A judicial review has been granted by the High Court in The Queen on the application of FF v Director of Public Prosecutions challenging the CPS’s decision to allow the prince immunity in the UK. The court is expected to decide if Prince Nasser should be granted immunity in October 2014. As noted by Reem, “It was an honour to work on this case for which I did some research and translation. It is both a relief and delight to see such a case move forward despite the political and diplomatic dimensions of the issue.”
Matthew elaborates on the work:
At the beginning of the project I had to read though the permission bundle that was initially sent to the CPS so I could understand the basis of the prosecution and what the available evidence was. My role was to identify missing evidence and consider possible leads and reference to other potential evidence. I had relatively little experience working on universal jurisdiction so I had to learn on the job. I studied the recent history of Bahrain in depth as well as a day by day timeline of the 2011 uprising. At times, the work was frustrating because some of the victims’ statements where vague and information was difficult to obtain, as it was impossible and dangerous to directly contact the prisoners in Bahrain. On the other hand, I was able to meet with the witness and other Bahraini human rights activist based in the UK which was a truly inspiring and motivating experience.
Thanks to the project I was able to explore interesting post Pinochet legal arguments about whether there is functional immunity for torture prosecution, and if so, to whom if should be applied.
There are of course few issues on which international legal opinion is clearer than on the condemnation of torture. Torture carried out by a public official anywhere in the world is an offence under The Convention against Torture and Other Cruel, Inhuman or Degrading Treatment or Punishment. The CPS decision that Prince Nasser has functional immunity was evidently misguided as he could not contend immunity on the basis of executing a function of state as it is clear that torture could never be such a function.
The judicial review is a positive outcome and it might become an important precedent for cases concerning state officials and crimes against humanity. However, whatever the decision, it is clear that much still needs to be done for human rights in Bahrain. The ‘Bahrain Thirteen’, thirteen Bahraini opposition leader and rights activists, sentenced after a political show trial in 2012, need to be released immediately. There is also a need to expose how The UK is complicit in Bahraini crimes, as the brilliant work of Bahrain Watch demonstrates.

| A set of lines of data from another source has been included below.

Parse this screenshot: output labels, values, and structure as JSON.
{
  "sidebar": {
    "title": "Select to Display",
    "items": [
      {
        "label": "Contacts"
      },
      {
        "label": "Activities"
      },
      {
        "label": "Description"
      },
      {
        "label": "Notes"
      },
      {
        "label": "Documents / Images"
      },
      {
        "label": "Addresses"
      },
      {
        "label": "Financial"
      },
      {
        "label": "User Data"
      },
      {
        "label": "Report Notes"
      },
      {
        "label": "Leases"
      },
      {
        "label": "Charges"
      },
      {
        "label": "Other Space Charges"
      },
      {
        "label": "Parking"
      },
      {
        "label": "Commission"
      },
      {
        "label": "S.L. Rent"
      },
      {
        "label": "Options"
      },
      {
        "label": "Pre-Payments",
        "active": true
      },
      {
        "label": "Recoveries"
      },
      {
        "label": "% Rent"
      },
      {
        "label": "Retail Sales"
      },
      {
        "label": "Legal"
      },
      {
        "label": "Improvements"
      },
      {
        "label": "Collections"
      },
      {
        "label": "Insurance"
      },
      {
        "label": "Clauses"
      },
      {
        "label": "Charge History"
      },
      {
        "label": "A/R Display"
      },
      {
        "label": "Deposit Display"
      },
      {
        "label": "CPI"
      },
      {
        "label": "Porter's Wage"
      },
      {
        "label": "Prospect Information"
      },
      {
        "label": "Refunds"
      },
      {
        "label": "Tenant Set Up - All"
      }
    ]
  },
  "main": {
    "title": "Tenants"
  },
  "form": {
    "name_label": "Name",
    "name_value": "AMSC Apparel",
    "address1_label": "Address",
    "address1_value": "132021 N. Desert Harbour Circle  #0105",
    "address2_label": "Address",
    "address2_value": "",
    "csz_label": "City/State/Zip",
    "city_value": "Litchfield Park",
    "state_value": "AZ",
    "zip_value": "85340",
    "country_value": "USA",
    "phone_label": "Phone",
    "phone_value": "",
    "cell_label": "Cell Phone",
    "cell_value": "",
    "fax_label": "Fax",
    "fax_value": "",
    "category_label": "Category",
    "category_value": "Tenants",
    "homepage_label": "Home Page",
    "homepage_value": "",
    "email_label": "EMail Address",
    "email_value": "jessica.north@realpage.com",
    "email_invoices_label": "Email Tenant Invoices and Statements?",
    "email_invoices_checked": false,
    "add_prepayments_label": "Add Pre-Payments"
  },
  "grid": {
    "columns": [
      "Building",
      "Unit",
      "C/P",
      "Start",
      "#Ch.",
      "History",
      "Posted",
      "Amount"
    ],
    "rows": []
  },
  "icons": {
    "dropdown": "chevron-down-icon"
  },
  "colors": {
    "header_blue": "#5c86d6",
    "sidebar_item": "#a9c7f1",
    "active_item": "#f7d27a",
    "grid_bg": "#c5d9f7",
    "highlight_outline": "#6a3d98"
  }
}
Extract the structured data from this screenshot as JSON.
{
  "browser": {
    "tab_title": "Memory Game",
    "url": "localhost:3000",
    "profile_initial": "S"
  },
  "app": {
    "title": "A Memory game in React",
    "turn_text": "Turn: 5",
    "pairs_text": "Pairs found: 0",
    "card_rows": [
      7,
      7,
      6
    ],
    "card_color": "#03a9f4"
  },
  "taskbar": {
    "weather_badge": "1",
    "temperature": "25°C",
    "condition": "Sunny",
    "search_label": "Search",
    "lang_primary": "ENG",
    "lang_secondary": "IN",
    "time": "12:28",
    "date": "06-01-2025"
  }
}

Further information and coverage:
– Bahraini Prince Nasser bin Hamad al-Khalifa could lose UK diplomatic immunity over torture claims, Independent, 12th May 2014
– High Court grants JR on immunity of ‘torture’ prince, Law Gazette, 14th May 2014
– High Court grants JR on immunity of ‘torture’ prince, LCCSA, 15th May 2014